More than 1.1 million people used coworking spaces last year, a number that’s expected to rise to 1.7 million by the end of 2018. In fact, Entrepreneur studied the meteoric rise of coworking and came to this conclusion: If all coworking spaces were owned by the same company, it would now be bigger than Walmart.
Although there are now 13,800 coworking environments buzzing along with activity every day, some people are still unfamiliar with – or even skeptical about – how they work. Here’s a look at the current status of coworking and how the industry will likely look in the coming years.
A Recent Revolution
Although coworking spaces have been around since the late 1990s, they didn’t hit their boom-time until 2005, when San Francisco entrepreneur Brad Neuberg began to drum up interest in shared workspaces. Still, his concept got off to a slow start, with fewer than 5,000 – mostly west-coasters – coworking by 2006.
Google and Wikipedia publicly acknowledged coworking in 2007 as it suddenly became a trending term in business news. The number of U.S. coworking spaces began growing exponentially, doubling every year. By 2016 there were about 10,000 coworking businesses being used by 735,000 people.
Between 2016 and today, coworking gained a massive amount of new joiners, hitting the 1 million-member mark in 2017 and rolling right past it. Some estimates predict that there will be 5 million or more coworking members by 2020 – and Statista projects that it will be an $11 billion-dollar business by 2025.
Why the Fast Growth?
The advances in telecommunication in the past few decades have made it easier for people to be physically distant from one another and join meetings through conference calls. Coworking’s early popularity was a counterbalance to the work-from-home environment, where the needs of children and family often clash with work.
Over time, it’s become clear that coworking isn’t just an alternative to working from home. Many big corporations have embraced coworking environments for their employees, finding benefits like increased focus, flex schedules, and strong appeal among younger hires.
In 2016, Microsoft and Barclay’s bank both rented large coworking spaces to house portions of their workforces. IBM made headlines in 2017 by renting an entire coworking building for 600 employees – an effort to add flexibility and innovation to the work environment.
Coworking appeals to a new generation of workers who won’t settle for drab, uninspiring cubicles. Millennials, who will make up 75% of the workforce by 2030, and Gen Z workers are far more likely than previous generations to be self-employed and/or entrepreneurs. Coworking environments are the right fit for these up-and-coming business owners, who need the kind of support and feedback they find in shared workspaces.
Thriving in Coworking Spaces

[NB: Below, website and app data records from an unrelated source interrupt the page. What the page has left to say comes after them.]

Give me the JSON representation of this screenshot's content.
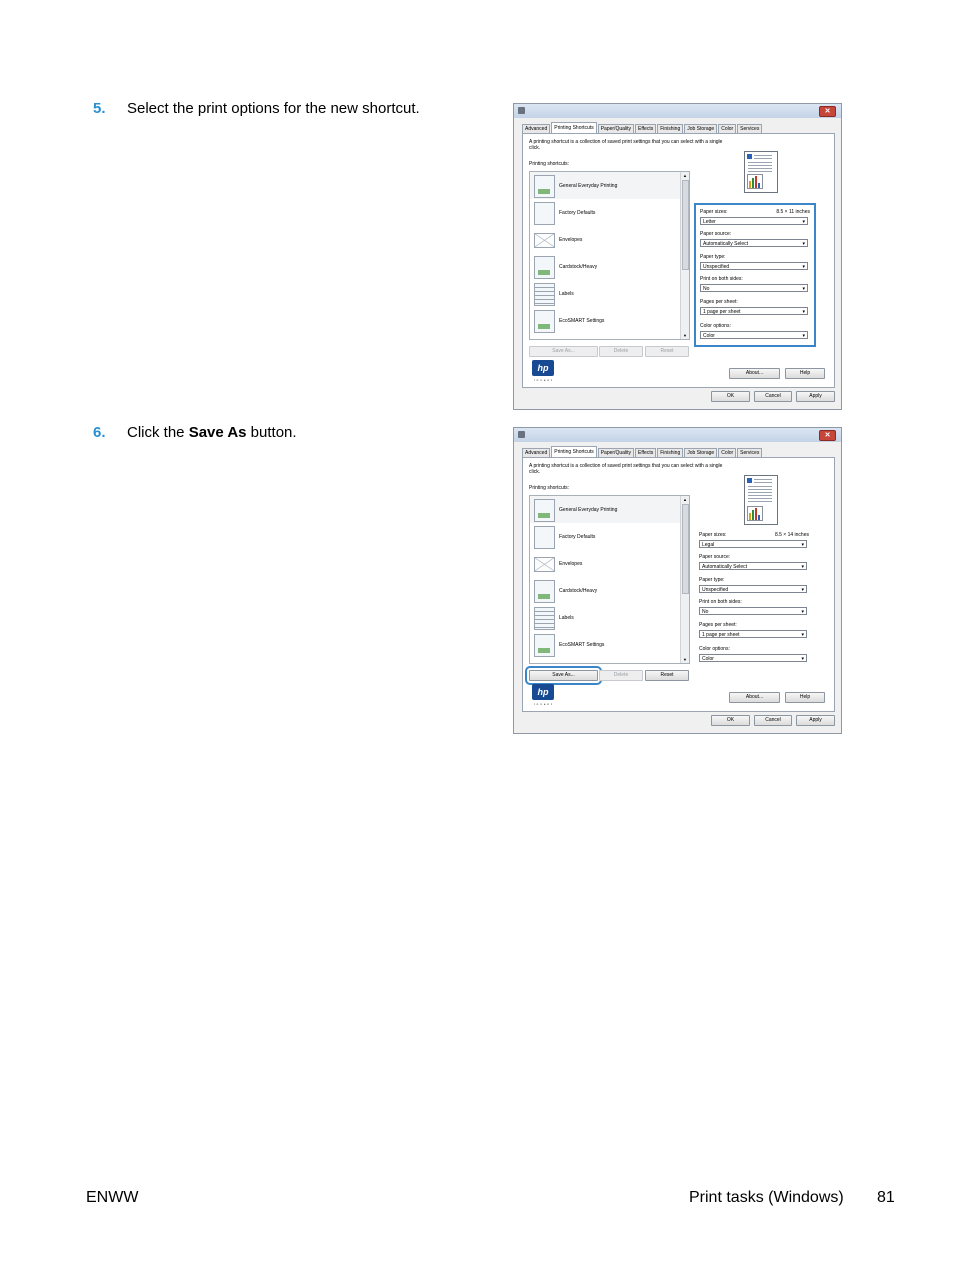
{
  "steps": [
    {
      "number": "5.",
      "text": "Select the print options for the new shortcut."
    },
    {
      "number": "6.",
      "text_before": "Click the ",
      "text_bold": "Save As",
      "text_after": " button."
    }
  ],
  "dialog": {
    "close_glyph": "✕",
    "tabs": [
      "Advanced",
      "Printing Shortcuts",
      "Paper/Quality",
      "Effects",
      "Finishing",
      "Job Storage",
      "Color",
      "Services"
    ],
    "description": "A printing shortcut is a collection of saved print settings that you can select with a single click.",
    "shortcuts_label": "Printing shortcuts:",
    "shortcuts": [
      "General Everyday Printing",
      "Factory Defaults",
      "Envelopes",
      "Cardstock/Heavy",
      "Labels",
      "EcoSMART Settings"
    ],
    "scroll_up": "▲",
    "scroll_down": "▼",
    "labels": {
      "paper_sizes": "Paper sizes:",
      "paper_source": "Paper source:",
      "paper_type": "Paper type:",
      "both_sides": "Print on both sides:",
      "pages_per_sheet": "Pages per sheet:",
      "color_options": "Color options:"
    },
    "buttons": {
      "save_as": "Save As...",
      "delete": "Delete",
      "reset": "Reset",
      "about": "About...",
      "help": "Help",
      "ok": "OK",
      "cancel": "Cancel",
      "apply": "Apply"
    },
    "logo_text": "hp",
    "invent_text": "invent"
  },
  "shot1": {
    "size_display": "8.5 × 11 inches",
    "paper_size": "Letter",
    "paper_source": "Automatically Select",
    "paper_type": "Unspecified",
    "both_sides": "No",
    "pages_per_sheet": "1 page per sheet",
    "color_option": "Color"
  },
  "shot2": {
    "size_display": "8.5 × 14 inches",
    "paper_size": "Legal",
    "paper_source": "Automatically Select",
    "paper_type": "Unspecified",
    "both_sides": "No",
    "pages_per_sheet": "1 page per sheet",
    "color_option": "Color"
  },
  "footer": {
    "left": "ENWW",
    "center": "Print tasks (Windows)",
    "page": "81"
  },
  "colors": {
    "step_number": "#2a8fd0",
    "highlight": "#3a86c8",
    "hp_blue": "#174a93"
  }
}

Defying the gloom-and-doom predictions of some early naysayers, coworking has proven to be productive, inspiring, and ready to stick around for the long haul. Solid research shows that people succeed in coworking spaces because they find a good blend of “me time” and “we time” – both quiet, focused work time and social conversation.
Coworking supports people psychologically, helping them overcome emotional barriers often faced by busy professionals:
- Lack of motivation
- Fear of change or failure
- Mental blocks, like writer’s block
- Creative blocks, for artists and designers
- Feeling that nobody understands
A coworking environment addresses all of the obstacles above, offering a supportive and welcoming place where people can talk about their challenges and find innovative solutions. They’re communities unto themselves.
Need to bounce an idea off someone? A colleague is steps away in the communal chatting area. Looking for investors? Maybe there’s an upcoming event on the coworking calendar. Just need to kick back and relax? Grab a cup of coffee and chill on the couch, so you can refuel for the rest of a productive day.
This is the type of work style/lifestyle blend that feels right for a new generation. Experts at the brokerage firm JLL predict that by 2030, 30% of office space will either be coworking spaces or newly-remodeled spaces that closely mimic these successful environments.